Overall this is an absolute must-have for any casino management person who's new at his or her job or needs a tune up on what games provide the casino with the most revenue and why.

Michael Shackleford's Casino 102 is the result of years of mathematical analysis, computer modeling and actual casino play. He assumes you know the basic rules of the games and picks it up by advising you which bets are best and which will be best to avoid.

Packed with charts and tables, the book has 19 quick chapters with advice mixed with rationale and examples to keep you from the sucker bets and the help stabilize your bankroll. This terrific package of information is well-priced, easy to read.

Slot players won't find much in the four pages devoted to their game and rightfully so. If there were any strategy that stood the test of time, both this reviewer and the author would have retired rich by now.
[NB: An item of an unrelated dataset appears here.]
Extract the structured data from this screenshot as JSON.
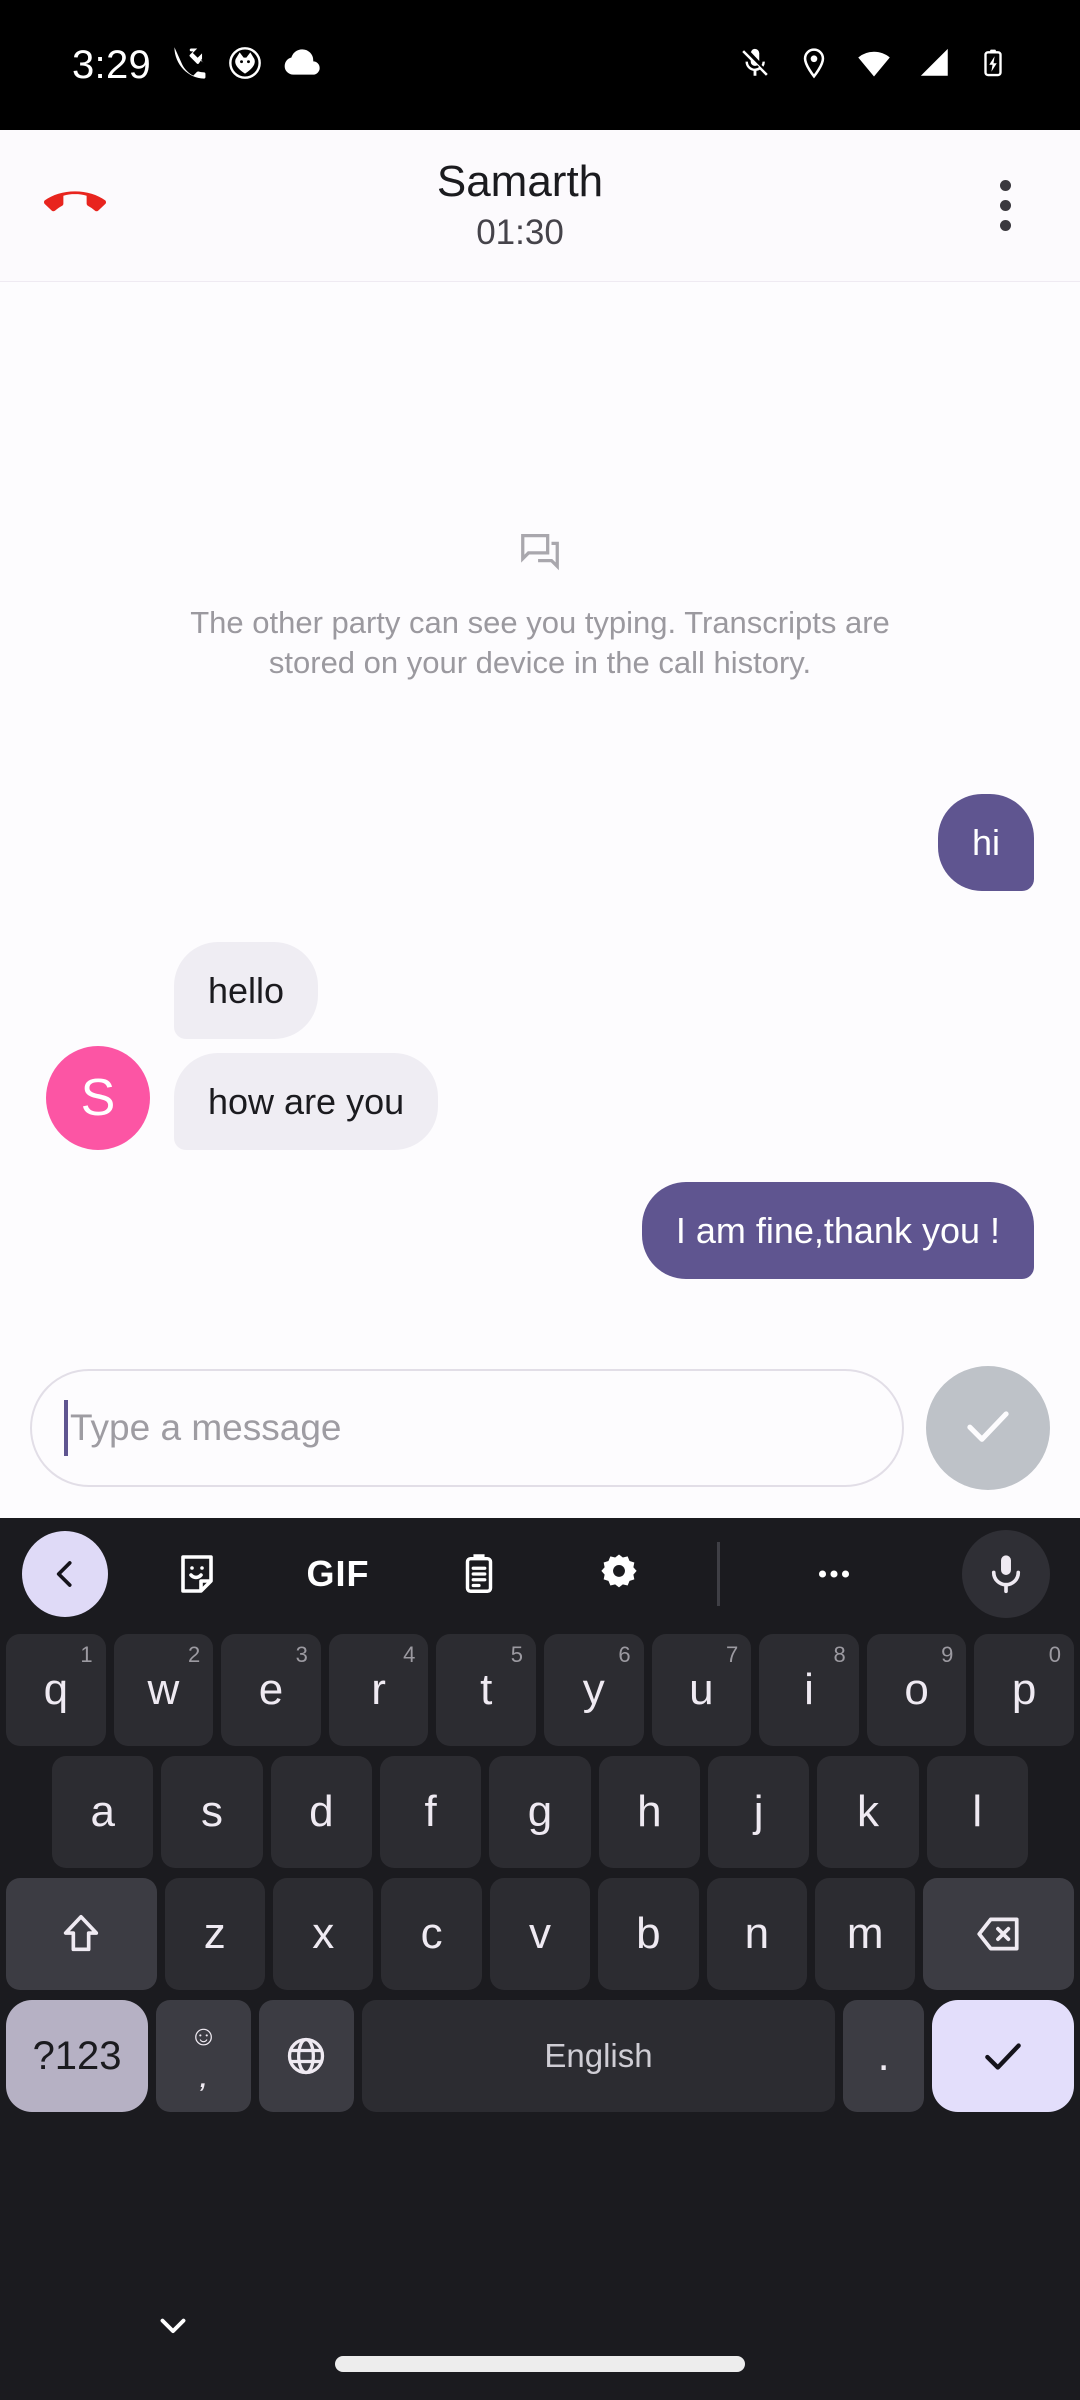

The author has an interesting chart listing slot machine comparison --those at McCarren airport are set to pay off 85% of the time -- the worst play to play, while those at the Palms are a bit more than 93% -- the best place to take a shot at a big payoff. Three casinos refused to let the author take notes and are not included--they are the Suncoast, Rampart and Fiesta Henderson.

Overall, a fine book for the price designed to save the innocent from bad bets and designed to make your bankroll last much longer than expected.

One late arrival at Gambler's Book Shop is the 2005 WNBA Workbook (18 pages, 8x11 plastic spiralbound, $6), compiled for those who want to bet women's pro basketball. The book contains the final standings for last season; records against the spread; straight up; at home and on the road (all summarized, not listed by game).

The heart of the book is a record-keeping device with schedules, from May to August, with some betting angles for each team. You'll have room to record results, spread, totals and their record overall as the season progresses.

For those who love to bet women's pro hoops, this is the ultimate (and only) resource I know to track a team's progress--and it's priced to save you time and energy.

Howard Schwartz
Howard Schwartz, the "librarian for gamblers," was the marketing director for Gambler's Book Club in Las Vegas, a position he held from 1979 to 2010, when he retired. Author of hundreds of articles on gambling, his weekly book reviews appear in numerous publications throughout the gaming industry.

Howard Schwartz Websites:

www.gamblersbook.com
Howard Schwartz
Howard Schwartz, the "librarian for gamblers," was the marketing director for Gambler's Book Club in Las Vegas, a position he held from 1979 to 2010, when he retired. Author of hundreds of articles on gambling, his weekly book reviews appear in numerous publications throughout the gaming industry.

Howard Schwartz Websites:

www.gamblersbook.com